While the potential for the metaverse is enormous, Shiba Inu’s developers will likely be building out their version of a virtual world for another year, if not longer. The fact is, there’s a far bigger milestone right under SHIB-holders’ noses that’s far more important than the project’s metaverse ambitions.
As of Feb. 14, Shiba Inu’s median holding period on Coinbase, the most-popular crypto exchange and ecosystem, had hit 80 days. That’s a longer median holding period than Ethereum, and a huge increase from its median hold time of just six days in mid-October.
Shiba Inu becoming one of the longest-held cryptocurrencies may demonstrate that its holders truly believe in the long-term goals of the project. Longer hold periods are also helpful in reducing some of the volatility inherent with crypto that could scare away less-confident holders.
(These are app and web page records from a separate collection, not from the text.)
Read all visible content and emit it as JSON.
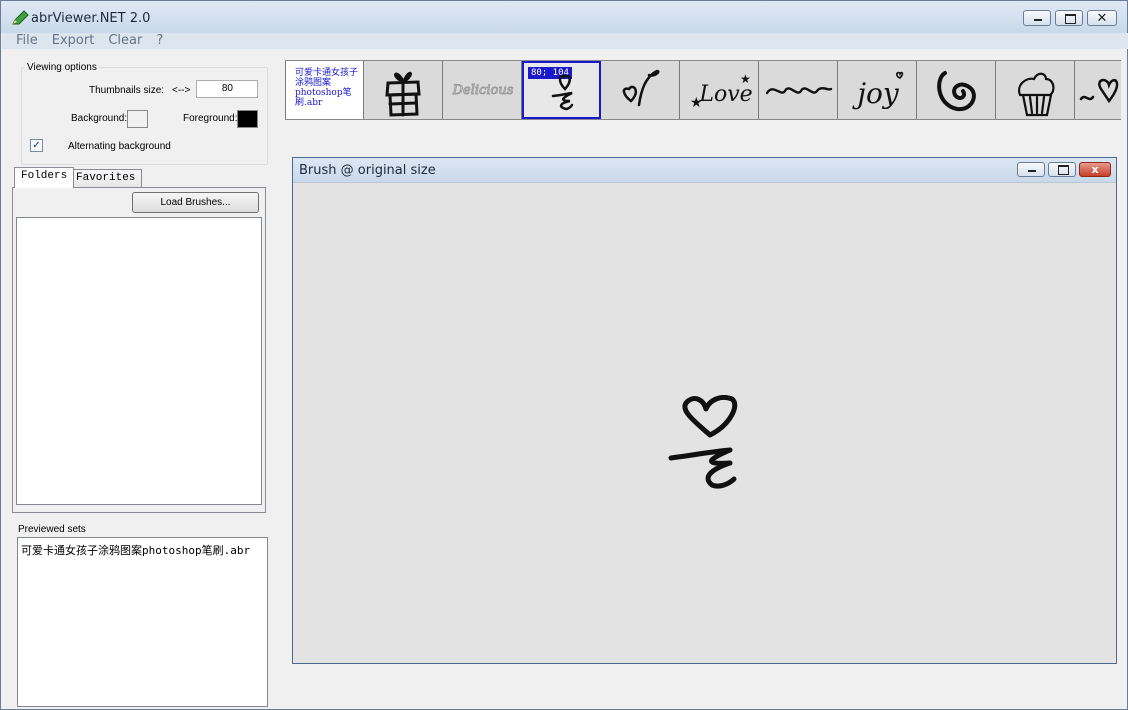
{
  "window": {
    "title": "abrViewer.NET 2.0",
    "buttons": {
      "minimize": "minimize",
      "maximize": "maximize",
      "close": "close"
    }
  },
  "menu": [
    "File",
    "Export",
    "Clear",
    "?"
  ],
  "viewing_options": {
    "group_title": "Viewing options",
    "thumb_size_label": "Thumbnails size:",
    "arrows": "<-->",
    "thumb_size_value": "80",
    "background_label": "Background:",
    "background_color": "#f0f0f0",
    "foreground_label": "Foreground:",
    "foreground_color": "#000000",
    "alternating_label": "Alternating background",
    "alternating_checked": true,
    "check_mark": "✓"
  },
  "tabs": [
    {
      "label": "Folders",
      "active": true
    },
    {
      "label": "Favorites",
      "active": false
    }
  ],
  "load_brushes_label": "Load Brushes...",
  "previewed_sets": {
    "label": "Previewed sets",
    "items": [
      "可爱卡通女孩子涂鸦图案photoshop笔刷.abr"
    ]
  },
  "thumbnails": {
    "first_text": "可爱卡通女孩子涂鸦图案photoshop笔刷.abr",
    "selected_dims": "80; 104",
    "items": [
      "set-title",
      "gift-box",
      "delicious-text",
      "heart-squiggle",
      "heart-swirl",
      "love-text",
      "loops",
      "joy-text",
      "spiral",
      "cupcake",
      "wave-heart"
    ]
  },
  "preview_window": {
    "title": "Brush @ original size",
    "close_glyph": "x"
  }
}
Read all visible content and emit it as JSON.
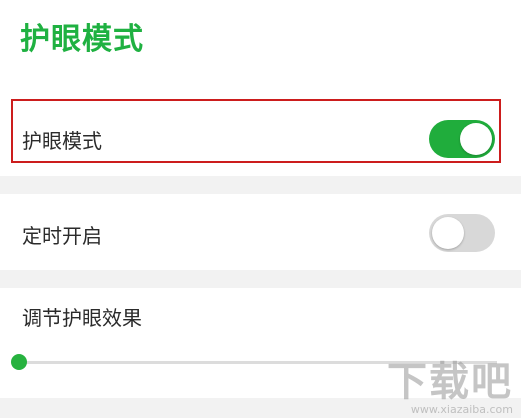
{
  "page": {
    "title": "护眼模式"
  },
  "settings": {
    "eye_protection": {
      "label": "护眼模式",
      "enabled": true
    },
    "scheduled_on": {
      "label": "定时开启",
      "enabled": false
    },
    "adjust_effect": {
      "label": "调节护眼效果",
      "level": 0.0
    }
  },
  "watermark": {
    "main": "下载吧",
    "sub": "www.xiazaiba.com"
  },
  "colors": {
    "accent": "#1fb141",
    "toggle_on": "#20ad3c",
    "toggle_off": "#d8d8d8",
    "highlight": "#cc1d1d",
    "section_gap": "#f2f2f2"
  }
}
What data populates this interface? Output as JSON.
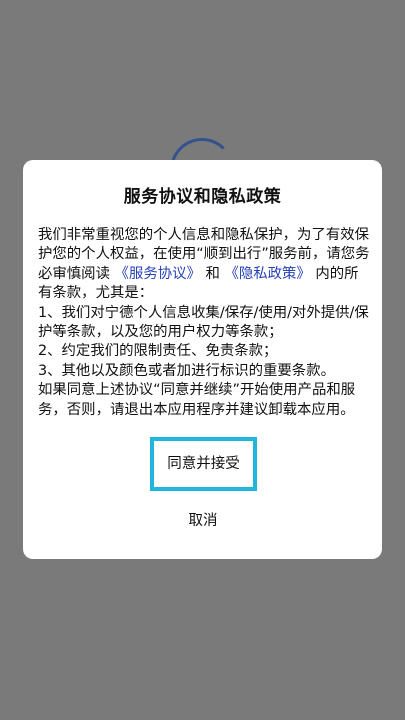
{
  "dialog": {
    "title": "服务协议和隐私政策",
    "intro_text": "我们非常重视您的个人信息和隐私保护，为了有效保护您的个人权益，在使用“顺到出行”服务前，请您务必审慎阅读",
    "link_service_agreement": "《服务协议》",
    "and_text": " 和 ",
    "link_privacy_policy": "《隐私政策》",
    "intro_tail": "内的所有条款，尤其是：",
    "item1": "1、我们对宁德个人信息收集/保存/使用/对外提供/保护等条款，以及您的用户权力等条款；",
    "item2": "2、约定我们的限制责任、免责条款；",
    "item3": "3、其他以及颜色或者加进行标识的重要条款。",
    "closing": "如果同意上述协议“同意并继续”开始使用产品和服务，否则，请退出本应用程序并建议卸载本应用。",
    "agree_label": "同意并接受",
    "cancel_label": "取消"
  },
  "colors": {
    "overlay": "#7a7a7a",
    "link": "#2742b8",
    "focus_highlight": "#21b6de"
  }
}
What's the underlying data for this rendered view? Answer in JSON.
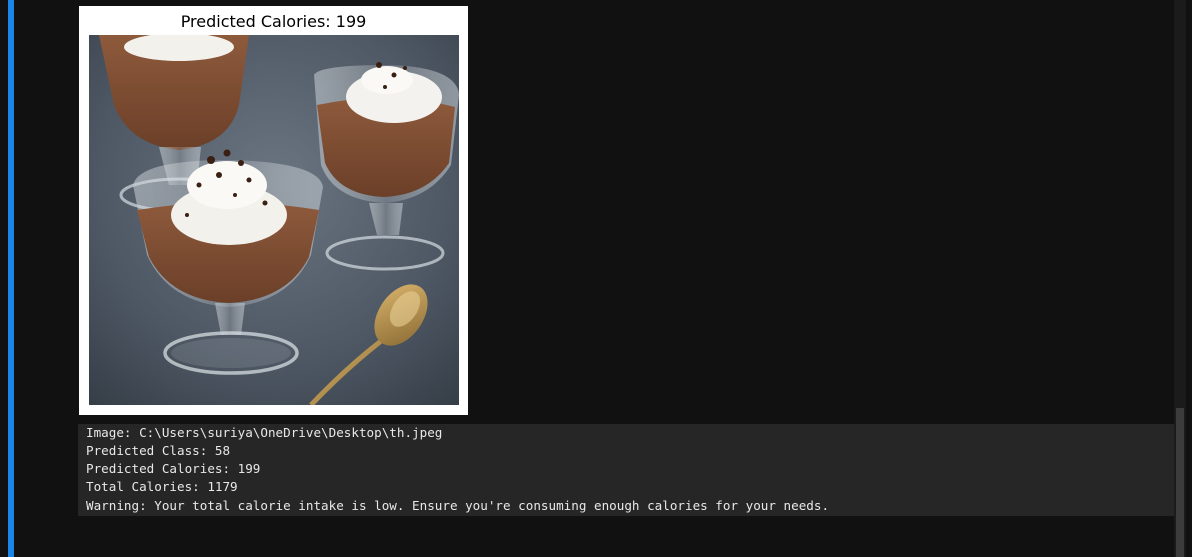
{
  "plot": {
    "title": "Predicted Calories: 199",
    "image_subject": "chocolate-mousse-dessert-photo"
  },
  "stdout": {
    "lines": [
      "Image: C:\\Users\\suriya\\OneDrive\\Desktop\\th.jpeg",
      "Predicted Class: 58",
      "Predicted Calories: 199",
      "Total Calories: 1179",
      "Warning: Your total calorie intake is low. Ensure you're consuming enough calories for your needs."
    ]
  },
  "colors": {
    "background": "#111111",
    "cell_indicator": "#1a86e8",
    "stdout_background": "#262626",
    "stdout_text": "#e8e8e8"
  }
}
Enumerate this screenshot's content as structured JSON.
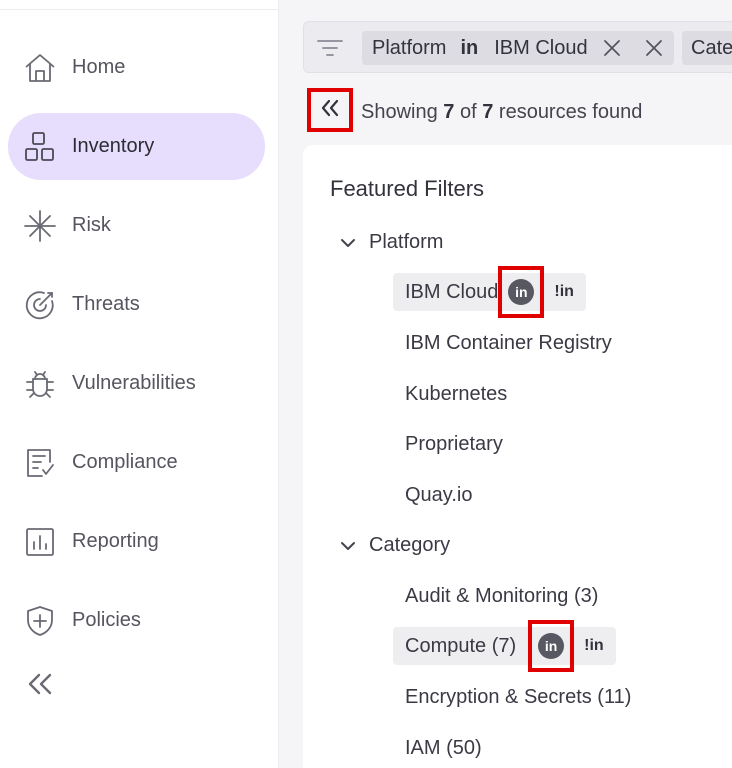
{
  "sidebar": {
    "items": [
      {
        "label": "Home",
        "icon": "home-icon"
      },
      {
        "label": "Inventory",
        "icon": "inventory-icon",
        "active": true
      },
      {
        "label": "Risk",
        "icon": "risk-icon"
      },
      {
        "label": "Threats",
        "icon": "threats-icon"
      },
      {
        "label": "Vulnerabilities",
        "icon": "vulnerabilities-icon"
      },
      {
        "label": "Compliance",
        "icon": "compliance-icon"
      },
      {
        "label": "Reporting",
        "icon": "reporting-icon"
      },
      {
        "label": "Policies",
        "icon": "policies-icon"
      }
    ],
    "collapse_icon": "double-chevron-left-icon",
    "active_color": "#e6defc"
  },
  "filterbar": {
    "chips": [
      {
        "key": "Platform",
        "operator": "in",
        "value": "IBM Cloud"
      },
      {
        "key": "Cate"
      }
    ]
  },
  "results": {
    "prefix": "Showing",
    "shown": "7",
    "of": "of",
    "total": "7",
    "suffix": "resources found"
  },
  "panel": {
    "title": "Featured Filters",
    "groups": [
      {
        "label": "Platform",
        "options": [
          "IBM Cloud",
          "IBM Container Registry",
          "Kubernetes",
          "Proprietary",
          "Quay.io"
        ]
      },
      {
        "label": "Category",
        "options": [
          "Audit & Monitoring (3)",
          "Compute (7)",
          "Encryption & Secrets (11)",
          "IAM (50)"
        ]
      }
    ],
    "in_label": "in",
    "notin_label": "!in"
  },
  "colors": {
    "highlight_box": "#e00000",
    "badge": "#585862"
  }
}
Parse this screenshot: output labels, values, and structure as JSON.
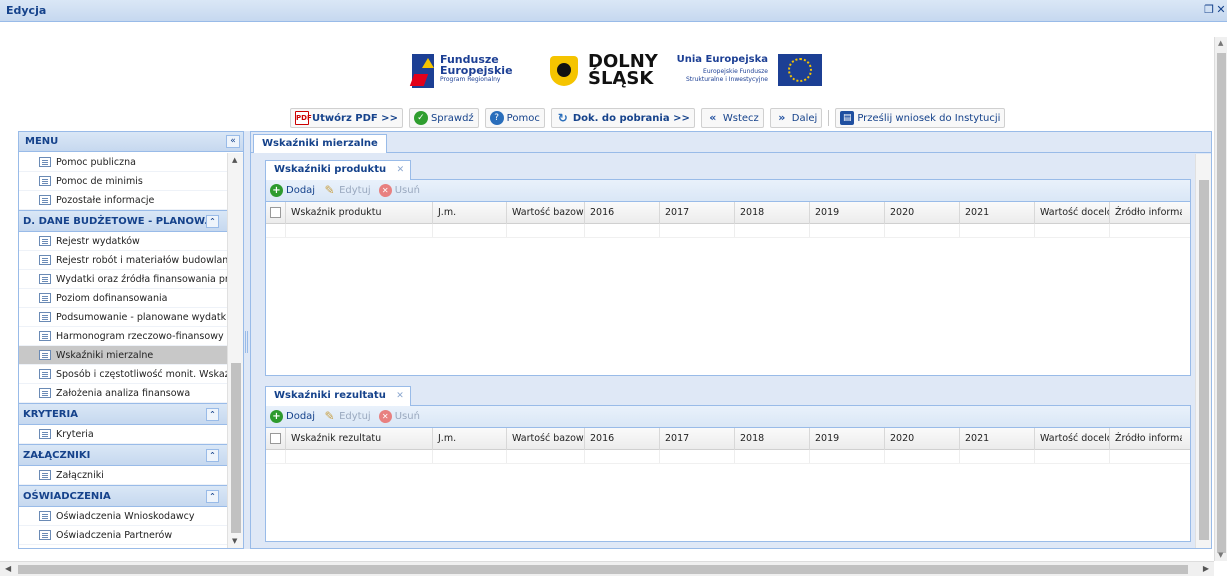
{
  "window": {
    "title": "Edycja",
    "restore_icon": "restore-icon",
    "close_icon": "close-icon"
  },
  "logos": {
    "fe_line1": "Fundusze",
    "fe_line2": "Europejskie",
    "fe_line3": "Program Regionalny",
    "ds_line1": "DOLNY",
    "ds_line2": "ŚLĄSK",
    "ue_line1": "Unia Europejska",
    "ue_line2": "Europejskie Fundusze",
    "ue_line3": "Strukturalne i Inwestycyjne"
  },
  "toolbar": {
    "pdf": "Utwórz PDF >>",
    "check": "Sprawdź",
    "help": "Pomoc",
    "download": "Dok. do pobrania >>",
    "back": "Wstecz",
    "next": "Dalej",
    "send": "Prześlij wniosek do Instytucji"
  },
  "menu": {
    "title": "MENU",
    "group_top": [
      "Pomoc publiczna",
      "Pomoc de minimis",
      "Pozostałe informacje"
    ],
    "section_d": {
      "title": "D. DANE BUDŻETOWE - PLANOW...",
      "items": [
        "Rejestr wydatków",
        "Rejestr robót i materiałów budowlanyc",
        "Wydatki oraz źródła finansowania proj",
        "Poziom dofinansowania",
        "Podsumowanie - planowane wydatki w",
        "Harmonogram rzeczowo-finansowy",
        "Wskaźniki mierzalne",
        "Sposób i częstotliwość monit. Wskaźni",
        "Założenia analiza finansowa"
      ],
      "active_index": 6
    },
    "section_kryteria": {
      "title": "KRYTERIA",
      "items": [
        "Kryteria"
      ]
    },
    "section_zalaczniki": {
      "title": "ZAŁĄCZNIKI",
      "items": [
        "Załączniki"
      ]
    },
    "section_oswiadczenia": {
      "title": "OŚWIADCZENIA",
      "items": [
        "Oświadczenia Wnioskodawcy",
        "Oświadczenia Partnerów"
      ]
    }
  },
  "main": {
    "tab": "Wskaźniki mierzalne",
    "product": {
      "tab": "Wskaźniki produktu",
      "add": "Dodaj",
      "edit": "Edytuj",
      "delete": "Usuń",
      "columns": [
        "Wskaźnik produktu",
        "J.m.",
        "Wartość bazowa",
        "2016",
        "2017",
        "2018",
        "2019",
        "2020",
        "2021",
        "Wartość docelow",
        "Źródło informac"
      ]
    },
    "result": {
      "tab": "Wskaźniki rezultatu",
      "add": "Dodaj",
      "edit": "Edytuj",
      "delete": "Usuń",
      "columns": [
        "Wskaźnik rezultatu",
        "J.m.",
        "Wartość bazowa",
        "2016",
        "2017",
        "2018",
        "2019",
        "2020",
        "2021",
        "Wartość docelow",
        "Źródło informac"
      ]
    }
  }
}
I’d also attribute at least part of this increase on ShibaSwap, which allows staking. This lets Shiba Inu holders earn passive income. But in order to do so, they’ll need to hang onto their SHIB for longer periods of time. No matter the combination of reasons for this big increase in median holding time, it’s easily the most positive thing SHIB has going for it right now.
Image source: Getty Images.
A trio of reasons to remain highly skeptical of SHIB
In spite of this momentum and SHIB’s historic return since the beginning of 2021, there remains no shortage of reasons for investors to be highly skeptical.
The single biggest thing working against Shiba Inu is the project’s lack of a competitive edge and differentiation. There are more than 17,000 listed cryptocurrencies on CoinMarketCap.com, and few have the distinction of standing out. You might be tempted to say that Shiba Inu’s historic gain or growing community serve this function, but they don’t.
If we get down to the nitty-gritty of Shiba Inu, it’s nothing more than an ERC-20 payment coin built on the Ethereum blockchain. While its layer-2 blockchain project (Shibarium) could help lower transaction fees, it doesn’t change the fact that there’s nothing special about SHIB tokens or its network.
That leads to the second key point: Shiba Inu isn’t accepted by many merchants. You’d think one of the largest digital currencies in the world would have a long queue of retailers willing to accept it. Yet according to online business directory Cryptwerk, only 635 global merchants accept SHIB as a form of payment. That’s a fraction of a fraction, especially when you consider that there are more than 500 million entrepreneurs worldwide.
Shiba Inu has history working against it, too. Time and again, we’ve watched high-flying payment coins lose more than 90% of their value within 12 to 26 months after they peak. With Shiba Inu gaining as much as 121,000,000% at one point on an intra-year basis, the likelihood of an equally epic pullback is high.
My personal expectation continues to be that SHIB will retrace well over 90% from its late October high.
This article represents the opinion of the writer, who may disagree with the “official” recommendation position of a Motley Fool premium advisory service. We’re motley! Questioning an investing thesis — even one of our own — helps us all think critically about investing and make decisions that help us become smarter, happier, and richer.
Sean Williams has no position in any of the stocks mentioned. The Motley Fool owns and recommends Bitcoin, Coinbase Global, Inc., and Ethereum. The Motley Fool has a disclosure policy.